BRIEF:
In the copy you make of the entries, no picture should appear, and every word must match.
** Opening EXERCISE MATERIALS block **
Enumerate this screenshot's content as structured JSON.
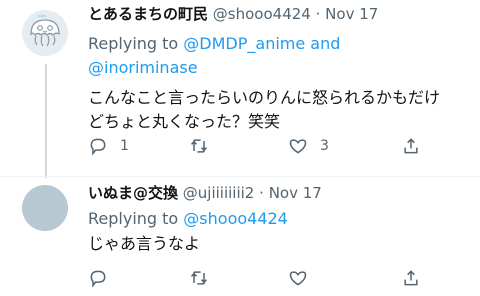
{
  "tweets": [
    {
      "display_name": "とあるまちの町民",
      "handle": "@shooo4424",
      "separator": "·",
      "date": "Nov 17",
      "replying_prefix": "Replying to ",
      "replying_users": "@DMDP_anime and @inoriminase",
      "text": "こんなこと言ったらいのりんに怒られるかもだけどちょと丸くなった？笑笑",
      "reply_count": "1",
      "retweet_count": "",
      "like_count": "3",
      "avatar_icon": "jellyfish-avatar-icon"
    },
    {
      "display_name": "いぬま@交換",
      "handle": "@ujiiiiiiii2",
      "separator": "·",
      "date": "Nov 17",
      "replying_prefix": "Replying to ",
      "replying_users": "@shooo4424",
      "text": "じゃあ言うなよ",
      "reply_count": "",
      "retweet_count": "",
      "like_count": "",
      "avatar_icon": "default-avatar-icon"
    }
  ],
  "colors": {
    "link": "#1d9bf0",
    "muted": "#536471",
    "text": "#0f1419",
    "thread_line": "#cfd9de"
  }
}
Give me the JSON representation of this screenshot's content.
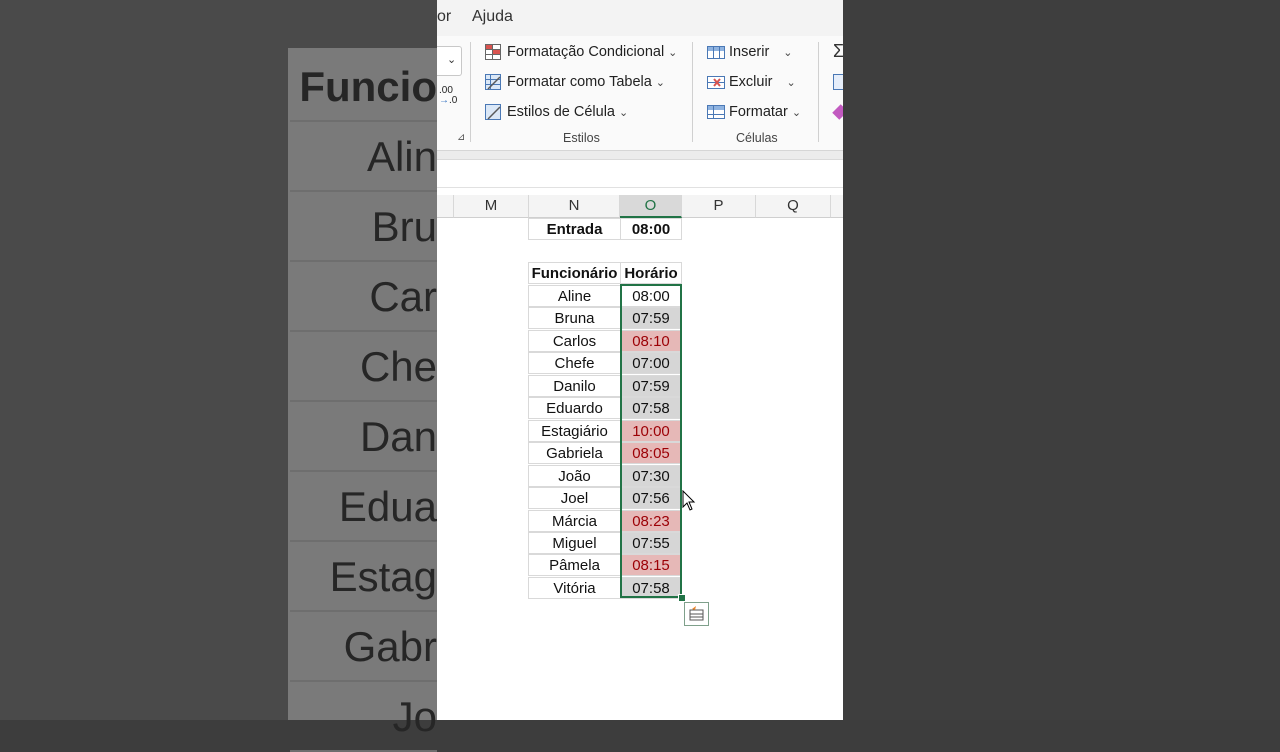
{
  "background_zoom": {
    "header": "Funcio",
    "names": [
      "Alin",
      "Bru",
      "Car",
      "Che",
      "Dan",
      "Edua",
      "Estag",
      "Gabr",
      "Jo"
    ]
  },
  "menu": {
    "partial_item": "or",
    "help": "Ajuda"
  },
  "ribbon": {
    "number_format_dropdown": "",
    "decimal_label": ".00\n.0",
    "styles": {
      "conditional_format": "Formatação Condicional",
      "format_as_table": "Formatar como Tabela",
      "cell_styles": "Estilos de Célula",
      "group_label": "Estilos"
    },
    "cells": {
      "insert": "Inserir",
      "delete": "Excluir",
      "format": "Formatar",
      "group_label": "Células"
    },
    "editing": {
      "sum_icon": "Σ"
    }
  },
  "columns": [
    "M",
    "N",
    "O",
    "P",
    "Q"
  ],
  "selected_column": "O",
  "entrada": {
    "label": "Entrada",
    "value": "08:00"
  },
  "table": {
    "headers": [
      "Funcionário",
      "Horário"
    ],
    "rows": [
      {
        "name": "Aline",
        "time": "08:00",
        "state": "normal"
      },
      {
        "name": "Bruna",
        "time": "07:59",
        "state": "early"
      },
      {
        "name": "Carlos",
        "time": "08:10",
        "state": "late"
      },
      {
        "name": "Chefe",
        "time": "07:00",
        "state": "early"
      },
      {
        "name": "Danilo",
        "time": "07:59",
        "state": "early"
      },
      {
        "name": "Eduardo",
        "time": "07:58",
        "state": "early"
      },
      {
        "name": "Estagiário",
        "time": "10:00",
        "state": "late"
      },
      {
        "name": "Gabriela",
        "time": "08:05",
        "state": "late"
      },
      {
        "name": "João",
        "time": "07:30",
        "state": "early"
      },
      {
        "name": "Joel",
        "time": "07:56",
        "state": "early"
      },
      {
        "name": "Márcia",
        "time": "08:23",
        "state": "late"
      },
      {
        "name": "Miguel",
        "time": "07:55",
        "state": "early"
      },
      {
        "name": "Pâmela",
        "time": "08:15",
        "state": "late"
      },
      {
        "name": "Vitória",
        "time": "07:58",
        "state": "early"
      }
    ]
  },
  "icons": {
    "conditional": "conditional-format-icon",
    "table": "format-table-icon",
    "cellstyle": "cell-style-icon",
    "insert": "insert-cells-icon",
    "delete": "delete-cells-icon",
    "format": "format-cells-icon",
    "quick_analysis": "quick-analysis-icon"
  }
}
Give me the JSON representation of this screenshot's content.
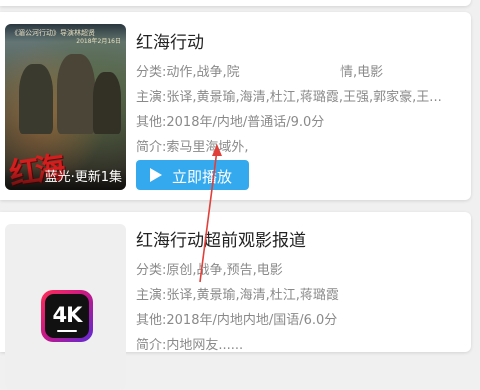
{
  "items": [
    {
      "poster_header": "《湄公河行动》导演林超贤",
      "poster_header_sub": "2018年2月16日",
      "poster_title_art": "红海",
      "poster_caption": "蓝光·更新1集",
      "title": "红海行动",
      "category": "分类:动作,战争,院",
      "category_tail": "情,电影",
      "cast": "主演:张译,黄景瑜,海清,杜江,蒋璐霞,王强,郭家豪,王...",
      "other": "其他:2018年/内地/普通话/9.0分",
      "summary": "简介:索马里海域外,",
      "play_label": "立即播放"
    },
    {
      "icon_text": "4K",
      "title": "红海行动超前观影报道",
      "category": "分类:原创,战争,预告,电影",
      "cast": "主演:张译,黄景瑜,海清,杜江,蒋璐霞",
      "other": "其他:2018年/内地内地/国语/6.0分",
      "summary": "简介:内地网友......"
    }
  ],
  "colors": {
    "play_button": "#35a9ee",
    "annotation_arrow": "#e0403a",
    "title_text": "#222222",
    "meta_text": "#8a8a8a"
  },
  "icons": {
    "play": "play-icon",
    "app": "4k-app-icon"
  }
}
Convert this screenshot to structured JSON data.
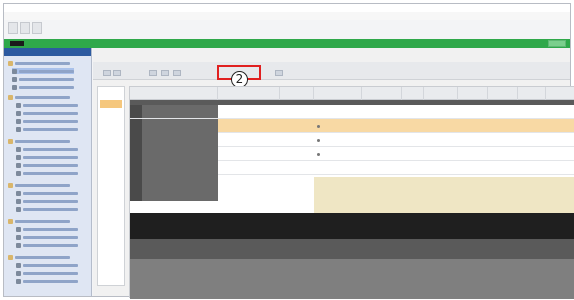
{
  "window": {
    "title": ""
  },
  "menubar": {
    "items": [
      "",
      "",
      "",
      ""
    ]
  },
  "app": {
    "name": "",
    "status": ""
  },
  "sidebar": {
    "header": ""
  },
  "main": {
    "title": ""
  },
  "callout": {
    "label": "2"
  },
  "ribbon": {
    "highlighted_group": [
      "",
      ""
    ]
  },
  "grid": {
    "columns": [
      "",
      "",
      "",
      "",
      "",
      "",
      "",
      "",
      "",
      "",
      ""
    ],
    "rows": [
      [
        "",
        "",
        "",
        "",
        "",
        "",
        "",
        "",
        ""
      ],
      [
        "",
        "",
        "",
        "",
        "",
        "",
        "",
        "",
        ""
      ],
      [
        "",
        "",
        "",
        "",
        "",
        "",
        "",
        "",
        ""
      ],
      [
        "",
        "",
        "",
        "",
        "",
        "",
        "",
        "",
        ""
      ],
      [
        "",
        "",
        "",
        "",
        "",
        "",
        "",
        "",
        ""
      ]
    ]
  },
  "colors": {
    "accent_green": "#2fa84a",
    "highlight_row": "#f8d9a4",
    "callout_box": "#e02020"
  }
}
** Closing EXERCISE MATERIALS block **
RESPONSE FOR THIS EXERCISE:
Enumerate this screenshot's content as structured JSON.
{
  "tweets": [
    {
      "display_name": "とあるまちの町民",
      "handle": "@shooo4424",
      "separator": "·",
      "date": "Nov 17",
      "replying_prefix": "Replying to ",
      "replying_users": "@DMDP_anime and @inoriminase",
      "text": "こんなこと言ったらいのりんに怒られるかもだけどちょと丸くなった？笑笑",
      "reply_count": "1",
      "retweet_count": "",
      "like_count": "3",
      "avatar_icon": "jellyfish-avatar-icon"
    },
    {
      "display_name": "いぬま@交換",
      "handle": "@ujiiiiiiii2",
      "separator": "·",
      "date": "Nov 17",
      "replying_prefix": "Replying to ",
      "replying_users": "@shooo4424",
      "text": "じゃあ言うなよ",
      "reply_count": "",
      "retweet_count": "",
      "like_count": "",
      "avatar_icon": "default-avatar-icon"
    }
  ],
  "colors": {
    "link": "#1d9bf0",
    "muted": "#536471",
    "text": "#0f1419",
    "thread_line": "#cfd9de"
  }
}
Give me the JSON representation of this screenshot's content.
{
  "background_zoom": {
    "header": "Funcio",
    "names": [
      "Alin",
      "Bru",
      "Car",
      "Che",
      "Dan",
      "Edua",
      "Estag",
      "Gabr",
      "Jo"
    ]
  },
  "menu": {
    "partial_item": "or",
    "help": "Ajuda"
  },
  "ribbon": {
    "number_format_dropdown": "",
    "decimal_label": ".00\n.0",
    "styles": {
      "conditional_format": "Formatação Condicional",
      "format_as_table": "Formatar como Tabela",
      "cell_styles": "Estilos de Célula",
      "group_label": "Estilos"
    },
    "cells": {
      "insert": "Inserir",
      "delete": "Excluir",
      "format": "Formatar",
      "group_label": "Células"
    },
    "editing": {
      "sum_icon": "Σ"
    }
  },
  "columns": [
    "M",
    "N",
    "O",
    "P",
    "Q"
  ],
  "selected_column": "O",
  "entrada": {
    "label": "Entrada",
    "value": "08:00"
  },
  "table": {
    "headers": [
      "Funcionário",
      "Horário"
    ],
    "rows": [
      {
        "name": "Aline",
        "time": "08:00",
        "state": "normal"
      },
      {
        "name": "Bruna",
        "time": "07:59",
        "state": "early"
      },
      {
        "name": "Carlos",
        "time": "08:10",
        "state": "late"
      },
      {
        "name": "Chefe",
        "time": "07:00",
        "state": "early"
      },
      {
        "name": "Danilo",
        "time": "07:59",
        "state": "early"
      },
      {
        "name": "Eduardo",
        "time": "07:58",
        "state": "early"
      },
      {
        "name": "Estagiário",
        "time": "10:00",
        "state": "late"
      },
      {
        "name": "Gabriela",
        "time": "08:05",
        "state": "late"
      },
      {
        "name": "João",
        "time": "07:30",
        "state": "early"
      },
      {
        "name": "Joel",
        "time": "07:56",
        "state": "early"
      },
      {
        "name": "Márcia",
        "time": "08:23",
        "state": "late"
      },
      {
        "name": "Miguel",
        "time": "07:55",
        "state": "early"
      },
      {
        "name": "Pâmela",
        "time": "08:15",
        "state": "late"
      },
      {
        "name": "Vitória",
        "time": "07:58",
        "state": "early"
      }
    ]
  },
  "icons": {
    "conditional": "conditional-format-icon",
    "table": "format-table-icon",
    "cellstyle": "cell-style-icon",
    "insert": "insert-cells-icon",
    "delete": "delete-cells-icon",
    "format": "format-cells-icon",
    "quick_analysis": "quick-analysis-icon"
  }
}
Give me the JSON representation of this screenshot's content.
{
  "items": [
    {
      "poster_header": "《湄公河行动》导演林超贤",
      "poster_header_sub": "2018年2月16日",
      "poster_title_art": "红海",
      "poster_caption": "蓝光·更新1集",
      "title": "红海行动",
      "category": "分类:动作,战争,院",
      "category_tail": "情,电影",
      "cast": "主演:张译,黄景瑜,海清,杜江,蒋璐霞,王强,郭家豪,王...",
      "other": "其他:2018年/内地/普通话/9.0分",
      "summary": "简介:索马里海域外,",
      "play_label": "立即播放"
    },
    {
      "icon_text": "4K",
      "title": "红海行动超前观影报道",
      "category": "分类:原创,战争,预告,电影",
      "cast": "主演:张译,黄景瑜,海清,杜江,蒋璐霞",
      "other": "其他:2018年/内地内地/国语/6.0分",
      "summary": "简介:内地网友......"
    }
  ],
  "colors": {
    "play_button": "#35a9ee",
    "annotation_arrow": "#e0403a",
    "title_text": "#222222",
    "meta_text": "#8a8a8a"
  },
  "icons": {
    "play": "play-icon",
    "app": "4k-app-icon"
  }
}
Convert this screenshot to structured JSON data.
{
  "window": {
    "title": ""
  },
  "menubar": {
    "items": [
      "",
      "",
      "",
      ""
    ]
  },
  "app": {
    "name": "",
    "status": ""
  },
  "sidebar": {
    "header": ""
  },
  "main": {
    "title": ""
  },
  "callout": {
    "label": "2"
  },
  "ribbon": {
    "highlighted_group": [
      "",
      ""
    ]
  },
  "grid": {
    "columns": [
      "",
      "",
      "",
      "",
      "",
      "",
      "",
      "",
      "",
      "",
      ""
    ],
    "rows": [
      [
        "",
        "",
        "",
        "",
        "",
        "",
        "",
        "",
        ""
      ],
      [
        "",
        "",
        "",
        "",
        "",
        "",
        "",
        "",
        ""
      ],
      [
        "",
        "",
        "",
        "",
        "",
        "",
        "",
        "",
        ""
      ],
      [
        "",
        "",
        "",
        "",
        "",
        "",
        "",
        "",
        ""
      ],
      [
        "",
        "",
        "",
        "",
        "",
        "",
        "",
        "",
        ""
      ]
    ]
  },
  "colors": {
    "accent_green": "#2fa84a",
    "highlight_row": "#f8d9a4",
    "callout_box": "#e02020"
  }
}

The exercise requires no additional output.